Path of peace

“We have been rescued from our enemies so we can serve God without fear, in holiness and righteousness for as long as we live. And you, my little son, will be called the prophet of the Most High, because you will prepare the way of the Lord. You will tell his people how to find salvation through forgiveness of their sins. Because of God’s tender mercy, the morning light from heaven is about to break upon us, to give light to those who sit in darkness and in the shadow of death, and to guide us to the path of peace” – Luke 1:74

I’m back from holiday and seeking perspective for the new year. Let’s keep the main thing the main thing people.

nic

My Family and Other Animals

“I should like to pay a special tribute to my mother, to whom this book is dedicated. Like a gentle, enthusiastic and understanding Noah, she has steered her vessel full of strange progeny through the stormy sees of life with great skill, always faced with the possibility of mutiny, always surrounded by the dangerous shoals of overdraft and extravagance, never being sure that her navigation would be approved by her crew, but certain that she would be blamed for anything that went wrong. That she survived the voyage is a miracle, but survive it she did, and, moreover, with her reason more or less intact. As my brother Larry rightly points out, we can be proud of the way we have brought her up; she is a credit to us. That she has reached that happy Nirvana where nothing shocks or startles is exemplified by the fact that one week-end recently, when all alone in the house, she was treated to the sudden arrival of a series of crates containing two pelicans, a scarlet ibis, a vulture, and eight monkeys. A lesser mortal might have quailed at such a contingency, but not Mother. On Monday morning I found her in the garage being pursued round and round by an irate pelican which she was trying to feed with sardines from a tin. ‘I’m glad you’ve come, dear,’ she panted; ‘this pelican is a little difficult to handle.’ When I asked her how she knew the animals belonged to me, she replied: ‘Well, of course I knew they were yours, dear; who else would send pelicans to me?”

-Gerald Durrell in ‘My Family and Other Animals’

-Fascinating book about his early life in Corfu, Greece, filled with hilarious stories about animals, people, and family…

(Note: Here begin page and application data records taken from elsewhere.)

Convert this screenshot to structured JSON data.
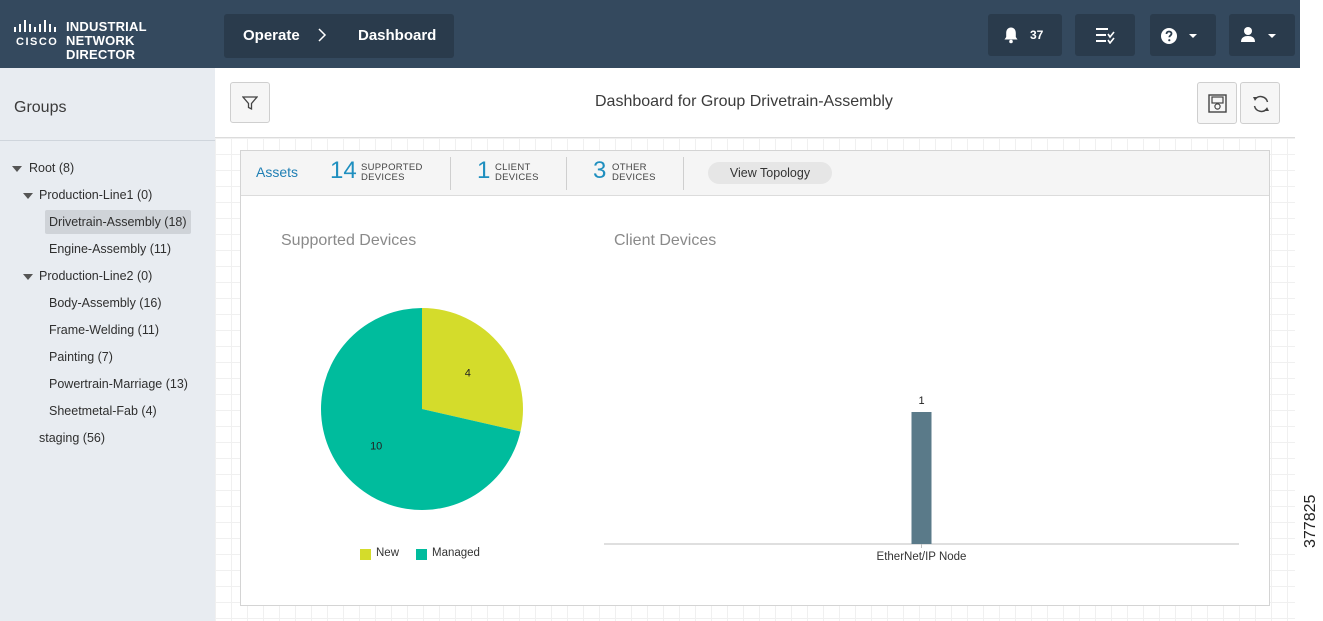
{
  "app": {
    "brand_line1": "INDUSTRIAL",
    "brand_line2": "NETWORK DIRECTOR",
    "brand_cisco": "CISCO"
  },
  "breadcrumb": [
    "Operate",
    "Dashboard"
  ],
  "toolbar": {
    "alerts_count": "37",
    "icons": [
      "bell-icon",
      "tasks-icon",
      "help-icon",
      "user-icon"
    ]
  },
  "sidebar": {
    "title": "Groups",
    "tree": [
      {
        "label": "Root (8)",
        "level": 0,
        "expanded": true
      },
      {
        "label": "Production-Line1 (0)",
        "level": 1,
        "expanded": true
      },
      {
        "label": "Drivetrain-Assembly (18)",
        "level": 2,
        "selected": true
      },
      {
        "label": "Engine-Assembly (11)",
        "level": 2
      },
      {
        "label": "Production-Line2 (0)",
        "level": 1,
        "expanded": true
      },
      {
        "label": "Body-Assembly (16)",
        "level": 2
      },
      {
        "label": "Frame-Welding (11)",
        "level": 2
      },
      {
        "label": "Painting (7)",
        "level": 2
      },
      {
        "label": "Powertrain-Marriage (13)",
        "level": 2
      },
      {
        "label": "Sheetmetal-Fab (4)",
        "level": 2
      },
      {
        "label": "staging (56)",
        "level": 1
      }
    ]
  },
  "main": {
    "title": "Dashboard for Group Drivetrain-Assembly",
    "assets": {
      "link": "Assets",
      "stats": [
        {
          "num": "14",
          "line1": "SUPPORTED",
          "line2": "DEVICES"
        },
        {
          "num": "1",
          "line1": "CLIENT",
          "line2": "DEVICES"
        },
        {
          "num": "3",
          "line1": "OTHER",
          "line2": "DEVICES"
        }
      ],
      "topology_button": "View Topology"
    }
  },
  "colors": {
    "new": "#d4dc2b",
    "managed": "#00bc9d",
    "bar": "#5a7a89",
    "accent": "#1f8fbf"
  },
  "chart_data": [
    {
      "type": "pie",
      "title": "Supported Devices",
      "categories": [
        "New",
        "Managed"
      ],
      "values": [
        4,
        10
      ],
      "legend": "bottom"
    },
    {
      "type": "bar",
      "title": "Client Devices",
      "categories": [
        "EtherNet/IP Node"
      ],
      "values": [
        1
      ]
    }
  ],
  "footer_id": "377825"
}
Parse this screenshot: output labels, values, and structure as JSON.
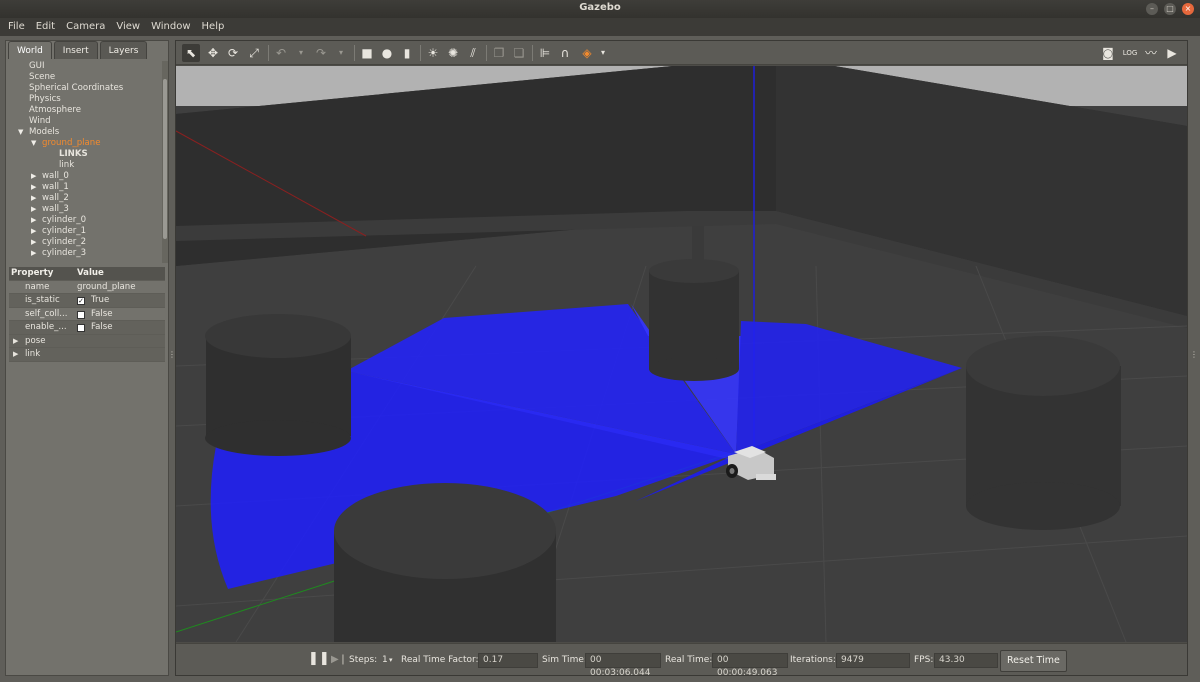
{
  "window": {
    "title": "Gazebo"
  },
  "menubar": [
    "File",
    "Edit",
    "Camera",
    "View",
    "Window",
    "Help"
  ],
  "tabs": [
    "World",
    "Insert",
    "Layers"
  ],
  "tree": [
    {
      "label": "GUI",
      "indent": 0,
      "arrow": ""
    },
    {
      "label": "Scene",
      "indent": 0,
      "arrow": ""
    },
    {
      "label": "Spherical Coordinates",
      "indent": 0,
      "arrow": ""
    },
    {
      "label": "Physics",
      "indent": 0,
      "arrow": ""
    },
    {
      "label": "Atmosphere",
      "indent": 0,
      "arrow": ""
    },
    {
      "label": "Wind",
      "indent": 0,
      "arrow": ""
    },
    {
      "label": "Models",
      "indent": 0,
      "arrow": "down"
    },
    {
      "label": "ground_plane",
      "indent": 1,
      "arrow": "down",
      "selected": true
    },
    {
      "label": "LINKS",
      "indent": 2,
      "arrow": "",
      "bold": true
    },
    {
      "label": "link",
      "indent": 2,
      "arrow": ""
    },
    {
      "label": "wall_0",
      "indent": 1,
      "arrow": "right"
    },
    {
      "label": "wall_1",
      "indent": 1,
      "arrow": "right"
    },
    {
      "label": "wall_2",
      "indent": 1,
      "arrow": "right"
    },
    {
      "label": "wall_3",
      "indent": 1,
      "arrow": "right"
    },
    {
      "label": "cylinder_0",
      "indent": 1,
      "arrow": "right"
    },
    {
      "label": "cylinder_1",
      "indent": 1,
      "arrow": "right"
    },
    {
      "label": "cylinder_2",
      "indent": 1,
      "arrow": "right"
    },
    {
      "label": "cylinder_3",
      "indent": 1,
      "arrow": "right"
    }
  ],
  "properties": {
    "header": {
      "property": "Property",
      "value": "Value"
    },
    "rows": [
      {
        "key": "name",
        "value": "ground_plane",
        "checkbox": false
      },
      {
        "key": "is_static",
        "value": "True",
        "checkbox": true,
        "checked": true
      },
      {
        "key": "self_coll...",
        "value": "False",
        "checkbox": true,
        "checked": false
      },
      {
        "key": "enable_...",
        "value": "False",
        "checkbox": true,
        "checked": false
      }
    ],
    "groups": [
      "pose",
      "link"
    ]
  },
  "toolbar": {
    "left_icons": [
      "select-icon",
      "translate-icon",
      "rotate-icon",
      "scale-icon",
      "undo-icon",
      "redo-icon",
      "box-icon",
      "sphere-icon",
      "cylinder-icon",
      "point-light-icon",
      "spot-light-icon",
      "directional-light-icon",
      "copy-icon",
      "paste-icon",
      "align-icon",
      "snap-icon",
      "view-angle-icon"
    ],
    "right_icons": [
      "screenshot-icon",
      "log-icon",
      "plot-icon",
      "video-record-icon"
    ]
  },
  "bottombar": {
    "steps_label": "Steps:",
    "steps_value": "1",
    "rtf_label": "Real Time Factor:",
    "rtf_value": "0.17",
    "simtime_label": "Sim Time:",
    "simtime_value": "00 00:03:06.044",
    "realtime_label": "Real Time:",
    "realtime_value": "00 00:00:49.063",
    "iterations_label": "Iterations:",
    "iterations_value": "9479",
    "fps_label": "FPS:",
    "fps_value": "43.30",
    "reset_label": "Reset Time"
  },
  "colors": {
    "accent_selected": "#f28a2e",
    "laser": "#1f1fff",
    "ground": "#3e3e3e",
    "sky": "#b3b3b3"
  }
}
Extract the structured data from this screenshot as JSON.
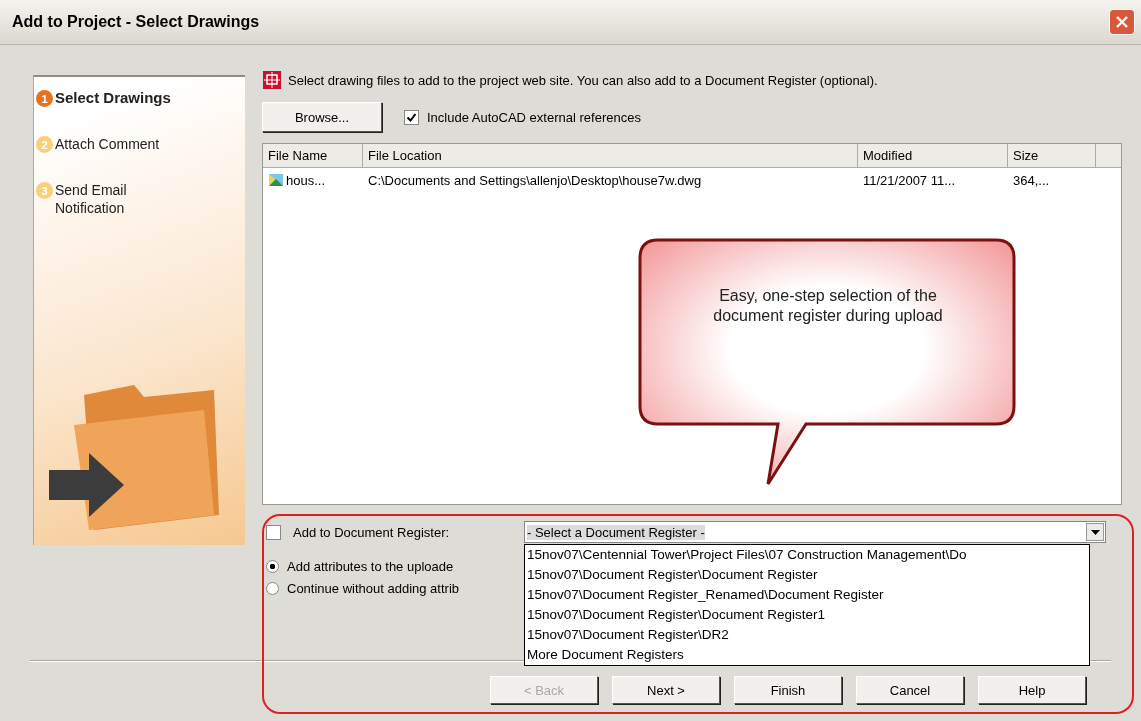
{
  "window": {
    "title": "Add to Project - Select Drawings"
  },
  "steps": [
    {
      "number": "1",
      "label": "Select Drawings",
      "selected": true
    },
    {
      "number": "2",
      "label": "Attach Comment",
      "selected": false
    },
    {
      "number": "3",
      "label": "Send Email Notification",
      "selected": false
    }
  ],
  "intro": "Select drawing files to add to the project web site. You can also add to a Document Register (optional).",
  "browse_button": "Browse...",
  "include_xrefs": {
    "label": "Include AutoCAD external references",
    "checked": true
  },
  "table": {
    "columns": [
      "File Name",
      "File Location",
      "Modified",
      "Size"
    ],
    "rows": [
      {
        "file_name": "hous...",
        "file_location": "C:\\Documents and Settings\\allenjo\\Desktop\\house7w.dwg",
        "modified": "11/21/2007  11...",
        "size": "364,..."
      }
    ]
  },
  "callout": "Easy, one-step selection of the document register during upload",
  "register": {
    "label": "Add to Document Register:",
    "checked": false,
    "value": "- Select a Document Register -",
    "expanded": true,
    "options": [
      "15nov07\\Centennial Tower\\Project Files\\07 Construction Management\\Do",
      "15nov07\\Document Register\\Document Register",
      "15nov07\\Document Register_Renamed\\Document Register",
      "15nov07\\Document Register\\Document Register1",
      "15nov07\\Document Register\\DR2",
      "More Document Registers"
    ]
  },
  "radios": [
    {
      "label": "Add attributes to the uploade",
      "selected": true
    },
    {
      "label": "Continue without adding attrib",
      "selected": false
    }
  ],
  "buttons": [
    {
      "label": "< Back",
      "disabled": true
    },
    {
      "label": "Next >",
      "disabled": false
    },
    {
      "label": "Finish",
      "disabled": false
    },
    {
      "label": "Cancel",
      "disabled": false
    },
    {
      "label": "Help",
      "disabled": false
    }
  ]
}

Bill Hybels

 

Excerpt from an interview with Bill Hybels
Q: At the end of a really bad day, when you lay your head on the pillow and it’s just you and God, what goes through your mind?
A: “The worst day of doing God’s bidding is better than than the best day of  not doing it. So no matter how the circumstances have stacked up against my efforts or whatever bad news I’ve received, if my efforts have aligned with the call of God on my life and I’ve been faithful to Him, I sleep very well. If, on the other hand, I’ve made secret compromises in my spirit, or haven’t been on mission or responsive to God’s promptings, that will be a longer night. At the end of the day I only have to please one person – God.”

I chose the Superman pic cos Hybels looks a bit like Superman and he is also a legend!

 

Beckham and Business

OK, so this post doesn’t have much to do with the picture (although they both involve business and the environment, and I just think this picture is cool!). Also, while I don’t necessarily agree with the quote, he’s got a point and makes it in a very humorous way – kudos Schumpeter!

“STEVE COOGAN, a British comedian, once told a joke about David Beckham, a footballer who is unlikely to win a Nobel prize for physics: “They say, ‘Oh, David Beckham—he’s not very clever.’ Yeah. They don’t say, ‘Stephen Hawking—shit at football.’” Successful corporations are like Mr Beckham. Both excel at one thing: in Mr Beckham’s case, kicking a ball; in the corporations’ case, making profits. They may also be reasonably adept at other things, such as modelling sunglasses or forming task forces to solve environmental problems. But their chief contribution to society comes from their area of specialisation.”

– Schumpeter in The Economist (Oct 21st 2010)